### YOUR ASSIGNMENT
Copy out each line of the data below in which "site" appears.

### Items listed in a dataset
[Start of section]
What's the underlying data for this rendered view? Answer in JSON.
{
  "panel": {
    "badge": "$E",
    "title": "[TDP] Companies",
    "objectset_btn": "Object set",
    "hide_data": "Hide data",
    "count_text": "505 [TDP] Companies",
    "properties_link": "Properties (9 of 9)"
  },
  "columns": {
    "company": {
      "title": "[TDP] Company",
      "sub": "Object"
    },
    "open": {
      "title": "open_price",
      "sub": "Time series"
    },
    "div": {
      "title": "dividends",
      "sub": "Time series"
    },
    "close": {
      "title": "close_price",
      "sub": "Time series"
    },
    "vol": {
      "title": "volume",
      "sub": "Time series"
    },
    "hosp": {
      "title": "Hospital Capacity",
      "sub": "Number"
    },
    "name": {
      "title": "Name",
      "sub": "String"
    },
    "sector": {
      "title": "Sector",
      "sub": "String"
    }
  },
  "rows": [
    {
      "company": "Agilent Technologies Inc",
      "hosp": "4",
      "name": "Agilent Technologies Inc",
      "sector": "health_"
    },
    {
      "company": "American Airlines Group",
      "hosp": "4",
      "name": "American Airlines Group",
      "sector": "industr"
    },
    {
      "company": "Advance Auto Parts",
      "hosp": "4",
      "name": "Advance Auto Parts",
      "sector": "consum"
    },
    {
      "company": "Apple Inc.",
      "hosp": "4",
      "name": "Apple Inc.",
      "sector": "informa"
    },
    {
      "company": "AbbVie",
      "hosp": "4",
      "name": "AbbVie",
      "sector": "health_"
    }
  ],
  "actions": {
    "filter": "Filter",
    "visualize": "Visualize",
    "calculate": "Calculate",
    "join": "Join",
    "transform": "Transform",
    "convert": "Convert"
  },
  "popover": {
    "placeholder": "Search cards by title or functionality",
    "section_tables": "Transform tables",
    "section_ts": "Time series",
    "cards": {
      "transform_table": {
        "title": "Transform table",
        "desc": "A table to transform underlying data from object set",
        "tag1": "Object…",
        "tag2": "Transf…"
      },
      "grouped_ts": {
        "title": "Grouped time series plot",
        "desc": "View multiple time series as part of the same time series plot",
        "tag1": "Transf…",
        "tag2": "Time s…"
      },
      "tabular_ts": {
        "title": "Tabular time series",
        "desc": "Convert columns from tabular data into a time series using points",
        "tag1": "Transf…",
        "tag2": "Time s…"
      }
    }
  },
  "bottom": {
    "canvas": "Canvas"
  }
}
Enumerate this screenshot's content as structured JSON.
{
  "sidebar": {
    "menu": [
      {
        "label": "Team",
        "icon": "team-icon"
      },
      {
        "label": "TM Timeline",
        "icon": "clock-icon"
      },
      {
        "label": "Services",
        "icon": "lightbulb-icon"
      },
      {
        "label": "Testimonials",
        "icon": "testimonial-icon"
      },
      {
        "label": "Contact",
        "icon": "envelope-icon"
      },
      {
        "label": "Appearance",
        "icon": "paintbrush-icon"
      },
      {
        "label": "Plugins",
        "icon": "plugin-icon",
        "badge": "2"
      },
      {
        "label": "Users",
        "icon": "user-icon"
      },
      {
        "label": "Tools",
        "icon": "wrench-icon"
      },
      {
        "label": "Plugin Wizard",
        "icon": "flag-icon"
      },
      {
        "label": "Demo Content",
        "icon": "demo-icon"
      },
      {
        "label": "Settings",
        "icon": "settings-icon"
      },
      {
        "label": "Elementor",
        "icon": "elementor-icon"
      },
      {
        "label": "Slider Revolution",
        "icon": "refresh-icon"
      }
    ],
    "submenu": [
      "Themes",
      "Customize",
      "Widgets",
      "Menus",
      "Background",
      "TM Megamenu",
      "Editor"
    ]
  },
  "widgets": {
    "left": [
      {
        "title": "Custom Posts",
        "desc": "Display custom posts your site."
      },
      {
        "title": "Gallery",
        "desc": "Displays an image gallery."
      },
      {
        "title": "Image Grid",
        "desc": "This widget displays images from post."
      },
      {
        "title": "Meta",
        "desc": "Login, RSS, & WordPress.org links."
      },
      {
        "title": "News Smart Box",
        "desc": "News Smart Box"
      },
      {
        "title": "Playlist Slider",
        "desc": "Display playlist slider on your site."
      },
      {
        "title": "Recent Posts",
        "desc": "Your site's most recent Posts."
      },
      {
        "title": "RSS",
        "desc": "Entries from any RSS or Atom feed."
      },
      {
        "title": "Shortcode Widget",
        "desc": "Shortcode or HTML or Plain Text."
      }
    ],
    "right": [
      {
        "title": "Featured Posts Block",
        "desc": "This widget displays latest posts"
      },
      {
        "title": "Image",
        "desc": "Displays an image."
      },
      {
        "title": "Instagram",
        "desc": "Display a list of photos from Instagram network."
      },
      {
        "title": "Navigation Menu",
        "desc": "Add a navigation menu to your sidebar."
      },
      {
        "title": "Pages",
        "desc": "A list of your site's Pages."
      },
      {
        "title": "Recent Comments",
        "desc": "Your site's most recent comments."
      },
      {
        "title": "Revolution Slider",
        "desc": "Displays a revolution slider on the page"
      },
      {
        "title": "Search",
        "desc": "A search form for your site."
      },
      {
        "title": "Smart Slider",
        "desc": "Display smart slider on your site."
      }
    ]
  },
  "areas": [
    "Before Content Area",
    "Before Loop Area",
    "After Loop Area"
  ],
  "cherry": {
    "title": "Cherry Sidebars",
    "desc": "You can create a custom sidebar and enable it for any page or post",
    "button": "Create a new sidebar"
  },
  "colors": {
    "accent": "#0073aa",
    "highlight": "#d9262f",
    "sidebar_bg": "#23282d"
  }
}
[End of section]
### FINISHED TASK
        "desc": "Display custom posts your site."
        "desc": "Display playlist slider on your site."
        "desc": "Your site's most recent Posts."
        "desc": "A list of your site's Pages."
        "desc": "Your site's most recent comments."
        "desc": "A search form for your site."
        "desc": "Display smart slider on your site."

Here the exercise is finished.